- Rain Cover – One of the occupational hazards of landscape photography is putting your gear out in the elements. A rain cover for both your camera and your camera bag can help protect your expensive purchases from moisture. Even if it’s not raining, moister from fog, waterfall spray, and snow can still cause issues with your camera and lenses. It’s best not to risk it and just purchase a rain cover that fits your body and lens.
- Comfortable Gear Bag or Backpack – If you plan to be shooting a lot of landscape photography, more than likely you’ll find yourself trekking a bit to get there. We can’t stress enough about how important it is to have a comfortable camera bag or backpack to carry all your gear. This is an area you want to spend some time doing research for what’s best for you.
Standard outdoor backpacks don’t have the padding and protection to prevent lenses and camera bodies from getting damaged. Entry-level camera bags or those sold in DSLR camera kits can be hard on your back and shoulders, especially if you spend time on the trail. Do some research on camera bags for landscape and professional wildlife photographers. These people are experts on selecting something that is engineered to be both comfortable and protective.
Does filter material matter?
One final note about filters: the material your filter is made out of matters. At this time, filters are manufactured from glass, plastic, resin, and polycarbonate materials. The largest differences in the filter materials are price and durability. Plastic and resin filters are cheaper than glass or polycarbonate filters. They are also fairly durable. Glass filters produce the highest quality images, but tend to easily scratch and break. Polycarbonate can be a good alternative in that they produce high-quality images but do not end have the same break-ability or scratching issues.
What is a close-up filter?
Another popular camera filter you may encounter is a close-up filter. While not suited for landscape photography, close-up filters or close-up lenses attach to a standard lens in the same way, but are used for macro photography. Close-up filters can be thought of in the same way as reading glasses, providing a slightly greater amount of focus and magnification than a standard lens. Unfortunately, close-up filters also impact the image quality, often times limiting the usefulness of the filters. Most photographers that do a lot of macro level photography opt to purchase a true macro lens.

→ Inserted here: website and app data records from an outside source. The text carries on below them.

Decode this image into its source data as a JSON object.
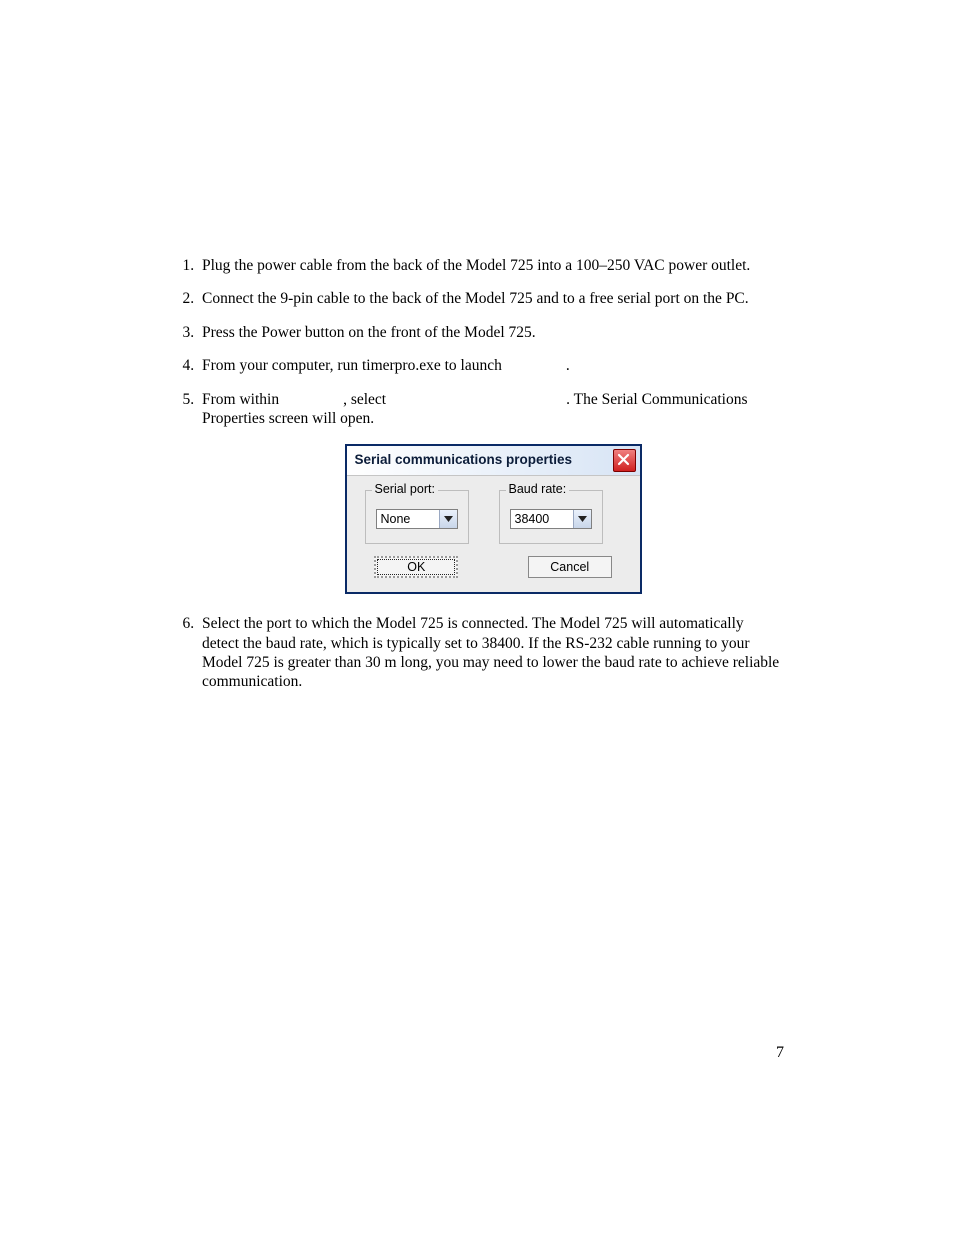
{
  "steps": {
    "s1": "Plug the power cable from the back of the Model 725 into a 100–250 VAC power outlet.",
    "s2": "Connect the 9-pin cable to the back of the Model 725 and to a free serial port on the PC.",
    "s3": "Press the Power button on the front of the Model 725.",
    "s4_a": "From your computer, run timerpro.exe to launch",
    "s4_b": ".",
    "s5_a": "From within",
    "s5_b": ", select",
    "s5_c": ". The Serial Communications Properties screen will open.",
    "s6": "Select the port to which the Model 725 is connected. The Model 725 will automatically detect the baud rate, which is typically set to 38400. If the RS-232 cable running to your Model 725 is greater than 30 m long, you may need to lower the baud rate to achieve reliable communication."
  },
  "dialog": {
    "title": "Serial communications properties",
    "serial_port_label": "Serial port:",
    "serial_port_value": "None",
    "baud_rate_label": "Baud rate:",
    "baud_rate_value": "38400",
    "ok": "OK",
    "cancel": "Cancel"
  },
  "page_number": "7"
}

What is the best natural lighting for landscape photography?
While filters can change the quality of the lighting outdoors, experienced photographers find that there some times of day are better than others for taking landscape photography.
Called the “golden hour” it’s best to shoot landscapes in the few hours right after sunrise or the few hours right before sunset. The golden hour is best for shooting because the sun is lower in the sky and tends to be softer. Unfortunately, those are not always the best hours for photographers. That’s where filters can help modify the light to still produce quality images.
What is the best ISO for landscape photography?
ISO settings on your camera determine how sensitive the camera is to the available light. The higher the ISO (3200 and above), the more sensitive the camera will be to the available light and subsequently, the shorter the shutter speed needed. When shooting landscapes, the subjects are not typically moving so there’s less reason to have a high shutter speed (and subsequently a high ISO setting). In general, the best landscape photos are set at the base ISO of 100-200. If you continue to add ISO when it’s not necessary, the greater the likelihood of adding noise to your photos.